Task instructions ▸
Go through the data and retrieve each line that includes the string "TABLES".

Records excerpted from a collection
*** Block opens ***
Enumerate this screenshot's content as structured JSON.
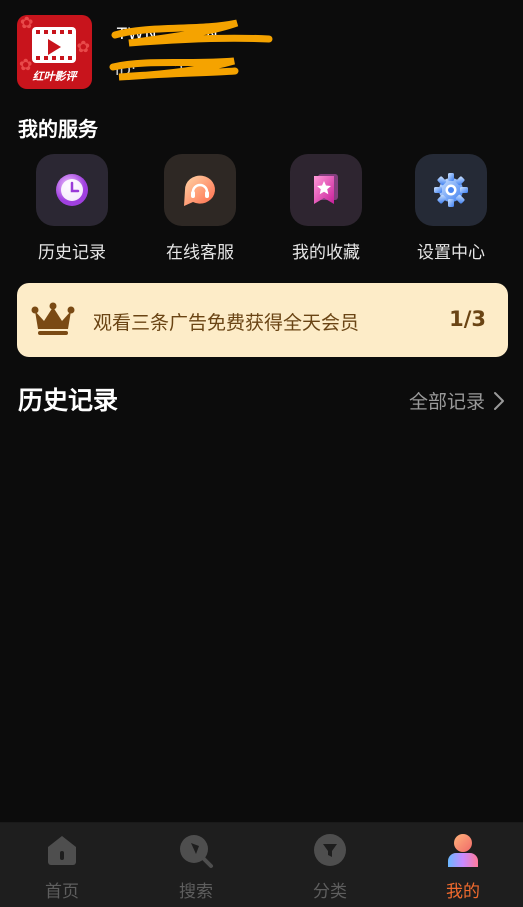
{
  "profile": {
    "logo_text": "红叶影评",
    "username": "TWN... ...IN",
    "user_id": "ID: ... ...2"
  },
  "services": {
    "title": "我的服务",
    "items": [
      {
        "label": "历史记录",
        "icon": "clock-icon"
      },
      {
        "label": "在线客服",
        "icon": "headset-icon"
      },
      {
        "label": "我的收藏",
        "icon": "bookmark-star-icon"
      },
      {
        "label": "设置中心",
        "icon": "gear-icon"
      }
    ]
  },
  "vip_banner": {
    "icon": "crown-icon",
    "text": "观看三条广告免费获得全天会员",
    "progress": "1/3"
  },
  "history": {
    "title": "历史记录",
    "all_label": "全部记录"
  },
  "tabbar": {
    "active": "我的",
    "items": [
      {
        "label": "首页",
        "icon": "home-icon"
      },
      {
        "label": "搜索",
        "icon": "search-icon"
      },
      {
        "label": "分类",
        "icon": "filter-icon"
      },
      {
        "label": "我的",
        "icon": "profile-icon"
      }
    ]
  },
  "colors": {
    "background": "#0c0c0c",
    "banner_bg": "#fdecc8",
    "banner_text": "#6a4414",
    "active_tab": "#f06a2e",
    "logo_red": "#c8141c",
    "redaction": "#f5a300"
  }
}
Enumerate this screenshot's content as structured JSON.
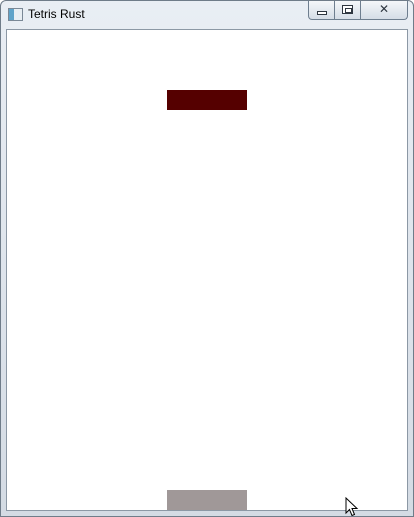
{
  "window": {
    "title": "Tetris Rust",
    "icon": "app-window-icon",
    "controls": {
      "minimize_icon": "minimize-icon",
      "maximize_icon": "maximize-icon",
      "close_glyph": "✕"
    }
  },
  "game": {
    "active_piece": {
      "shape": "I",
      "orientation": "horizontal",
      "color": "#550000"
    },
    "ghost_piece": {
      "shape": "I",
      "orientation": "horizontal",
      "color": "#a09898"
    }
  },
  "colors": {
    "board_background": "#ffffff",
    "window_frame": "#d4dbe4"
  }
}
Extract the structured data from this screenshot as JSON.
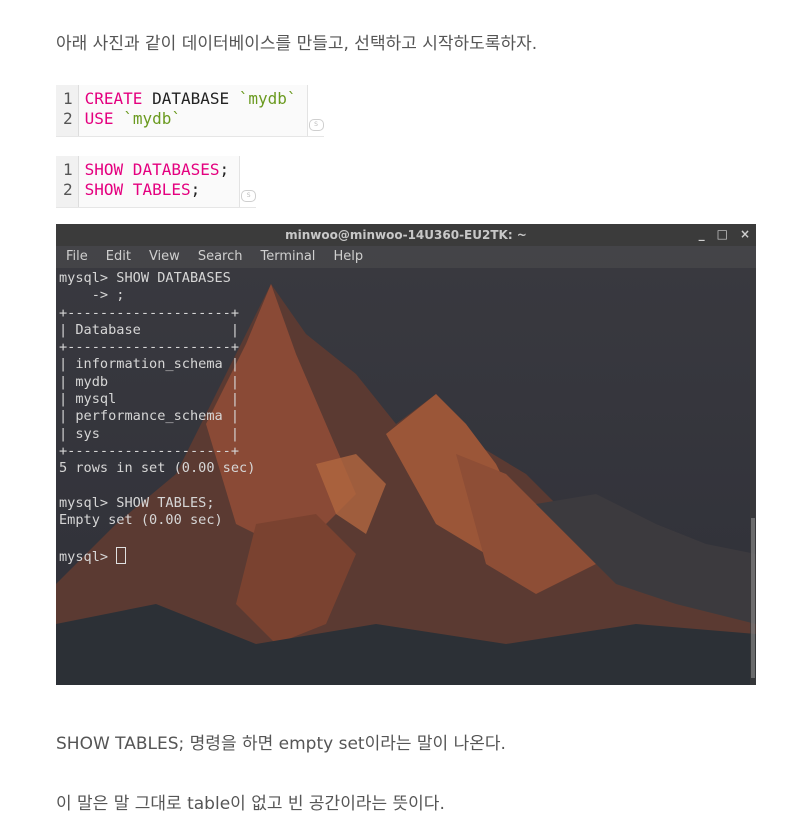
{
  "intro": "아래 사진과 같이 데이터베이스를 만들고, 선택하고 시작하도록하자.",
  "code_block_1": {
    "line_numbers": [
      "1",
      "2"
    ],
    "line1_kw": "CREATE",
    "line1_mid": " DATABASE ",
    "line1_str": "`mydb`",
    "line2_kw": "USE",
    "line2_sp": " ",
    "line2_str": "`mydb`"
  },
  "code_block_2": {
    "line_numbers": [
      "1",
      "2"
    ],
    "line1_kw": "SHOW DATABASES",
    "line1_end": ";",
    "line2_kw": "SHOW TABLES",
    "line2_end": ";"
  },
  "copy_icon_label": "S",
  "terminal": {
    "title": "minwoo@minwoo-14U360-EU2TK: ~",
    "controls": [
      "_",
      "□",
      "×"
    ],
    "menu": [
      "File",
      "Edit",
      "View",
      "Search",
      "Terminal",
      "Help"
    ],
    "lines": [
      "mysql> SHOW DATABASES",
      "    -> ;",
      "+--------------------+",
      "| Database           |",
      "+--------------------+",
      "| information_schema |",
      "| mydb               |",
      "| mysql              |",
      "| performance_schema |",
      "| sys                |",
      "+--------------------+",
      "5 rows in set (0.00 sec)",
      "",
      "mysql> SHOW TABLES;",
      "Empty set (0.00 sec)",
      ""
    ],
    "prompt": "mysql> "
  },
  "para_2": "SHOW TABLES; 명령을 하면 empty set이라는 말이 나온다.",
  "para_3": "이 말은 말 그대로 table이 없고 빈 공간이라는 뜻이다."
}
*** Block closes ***
Result ▸
    "line2_kw": "SHOW TABLES",
      "mysql> SHOW TABLES;",
  "para_2": "SHOW TABLES; 명령을 하면 empty set이라는 말이 나온다.",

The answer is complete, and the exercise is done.